Today I'm going to "The Big Apple," or New York City. This train ride goes from Rensselaer/Albany to NYC along the Hudson River. The depot is located in Rensselaer, across the Hudson River from Albany.
The depot was built about 10 years ago and is a well-designed facility.
The train on the left is arriving from New York City and is one of their Empire Service trains.
3 trains in the station at one time. Actually, the train on the left and the train on the right are both the Lake Shore Limited that came from Chicago. It splits here with the left train going up the hill to the left to Boston and the train on the right going to New York City.
We take one of the Empire Service trains to NYC. Dick purchased Business Class tickets for us so we have much nicer, bigger seats. But there's no cafeteria service today so we don't even get our complimentary coffee!!! It's a foggy morning but it will soon burn off. Notice there is a lot of algae or weed growth on the Hudson River.
I had ridden this route once before, about 10 years ago in a private railcar, but it was at night and I couldn't see a thing. This is much better! The trackage is former New York Central Railroad trackage and this side of the river sees almost exclusively Amtrak and Metra passenger trains. There are a lot of impressive bridges spanning the Hudson River.
The slogan of the New York Central was "The Water Level Route." You can see we are right on the bank of the Hudson River.
The other side of the river sees freight traffic as this CSX train heads toward Albany.
I hope the river doesn't rise or trains won't run over that low trestle.
Here's a neat barge loading facility. The industry in the background conveys its product to the loader in the river.

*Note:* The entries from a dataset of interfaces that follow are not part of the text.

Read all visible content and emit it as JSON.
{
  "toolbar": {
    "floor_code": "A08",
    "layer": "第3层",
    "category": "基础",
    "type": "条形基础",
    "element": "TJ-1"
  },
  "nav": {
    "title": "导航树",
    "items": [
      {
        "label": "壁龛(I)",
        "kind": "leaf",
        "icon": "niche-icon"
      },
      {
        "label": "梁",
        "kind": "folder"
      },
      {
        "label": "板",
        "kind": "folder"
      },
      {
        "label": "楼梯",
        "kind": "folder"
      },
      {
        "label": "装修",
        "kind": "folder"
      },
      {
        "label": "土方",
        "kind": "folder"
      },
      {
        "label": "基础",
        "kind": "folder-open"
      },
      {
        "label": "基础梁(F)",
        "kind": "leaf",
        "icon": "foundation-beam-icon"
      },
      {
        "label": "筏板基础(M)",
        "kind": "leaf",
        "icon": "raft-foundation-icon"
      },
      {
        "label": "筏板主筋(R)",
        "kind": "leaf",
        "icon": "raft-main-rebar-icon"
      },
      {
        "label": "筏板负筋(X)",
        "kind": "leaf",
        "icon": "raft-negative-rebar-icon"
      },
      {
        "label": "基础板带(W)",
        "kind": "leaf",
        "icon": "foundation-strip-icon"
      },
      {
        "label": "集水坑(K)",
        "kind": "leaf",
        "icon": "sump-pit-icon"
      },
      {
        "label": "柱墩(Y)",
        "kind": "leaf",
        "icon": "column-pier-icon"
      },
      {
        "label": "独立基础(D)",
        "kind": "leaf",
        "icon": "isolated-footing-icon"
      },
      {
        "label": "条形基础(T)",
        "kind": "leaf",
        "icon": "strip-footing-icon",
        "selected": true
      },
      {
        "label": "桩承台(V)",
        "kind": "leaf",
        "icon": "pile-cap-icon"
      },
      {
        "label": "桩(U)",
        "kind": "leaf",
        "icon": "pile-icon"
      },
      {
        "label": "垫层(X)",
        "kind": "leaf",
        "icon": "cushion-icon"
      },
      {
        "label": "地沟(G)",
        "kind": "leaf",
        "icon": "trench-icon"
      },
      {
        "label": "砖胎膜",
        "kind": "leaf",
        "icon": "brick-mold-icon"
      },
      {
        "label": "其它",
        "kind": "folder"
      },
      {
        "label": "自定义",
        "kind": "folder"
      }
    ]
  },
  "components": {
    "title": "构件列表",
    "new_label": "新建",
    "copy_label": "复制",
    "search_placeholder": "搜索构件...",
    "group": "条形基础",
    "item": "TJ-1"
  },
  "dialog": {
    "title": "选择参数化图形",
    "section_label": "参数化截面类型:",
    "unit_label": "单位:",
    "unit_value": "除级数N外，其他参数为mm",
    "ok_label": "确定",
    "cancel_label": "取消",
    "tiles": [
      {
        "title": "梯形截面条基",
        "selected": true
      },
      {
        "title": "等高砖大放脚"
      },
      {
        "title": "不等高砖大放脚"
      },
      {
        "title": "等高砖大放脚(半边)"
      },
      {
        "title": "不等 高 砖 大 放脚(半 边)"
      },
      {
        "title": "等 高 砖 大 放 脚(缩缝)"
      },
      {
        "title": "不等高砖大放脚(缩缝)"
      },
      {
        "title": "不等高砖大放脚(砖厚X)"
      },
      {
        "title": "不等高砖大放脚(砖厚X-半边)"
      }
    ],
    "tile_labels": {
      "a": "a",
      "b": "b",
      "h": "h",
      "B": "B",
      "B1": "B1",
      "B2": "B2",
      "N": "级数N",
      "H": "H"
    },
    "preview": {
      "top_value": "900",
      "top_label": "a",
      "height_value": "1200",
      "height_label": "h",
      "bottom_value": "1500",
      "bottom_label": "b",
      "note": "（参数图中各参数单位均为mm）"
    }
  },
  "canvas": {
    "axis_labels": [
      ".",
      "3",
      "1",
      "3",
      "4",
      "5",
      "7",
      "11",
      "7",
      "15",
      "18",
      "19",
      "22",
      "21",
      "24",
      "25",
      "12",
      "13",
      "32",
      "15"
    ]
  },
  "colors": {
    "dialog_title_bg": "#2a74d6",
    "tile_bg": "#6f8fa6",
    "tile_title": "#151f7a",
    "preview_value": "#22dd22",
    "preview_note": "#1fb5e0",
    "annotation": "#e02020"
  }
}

Here's a little fixer-upper for you. Will take a little time and money but you will have a great view of passenger trains and barges.
We pass by West Point Academy.
Enjoy some scenery along the Hudson River.
Looking at this bridge, we must be approaching NYC.
Amtrak trains enter Penn Station while Metra commuter trains use Grand Central Station. Here's the inside of Penn Station.
Any doubt where we are???
There used to be a beautiful Penn Station at this location but it was leveled to build the new Madison Square Garden. No basketball game today . . .
Here's what the exterior of Penn Station looks like today (compare it to Grand Central Station a few pictures down the list).
Take a walk with me around New York City as I head to visit Grand Central Station.
Grand Central Station is the largest railway station in the world by the number of platforms (44) and has been proclaimed the "loveliest" train station in the world. Efforts were made by Jackie Kennedy Onassis and NYC Mayor Ed Koch to save the structure. Believe it or not, 750,000 people pass through its hallway every day and it contains 68 shops and 35 places to eat. There is a new station level being built under the present train level to accommodate more commuter trains.
The 100 in the windows signifies the 100th Anniversary of the station. Other than that, we didn't see anything different at this time to commemorate the occasion.
I was going to walk to Yankee Stadium which was 9 miles away but it was raining and I didn't want to be all wet for the train ride back to Rensselaer. Another fun day--but TOO MANY PEOPLE!! I guess Barron is about the right size for me.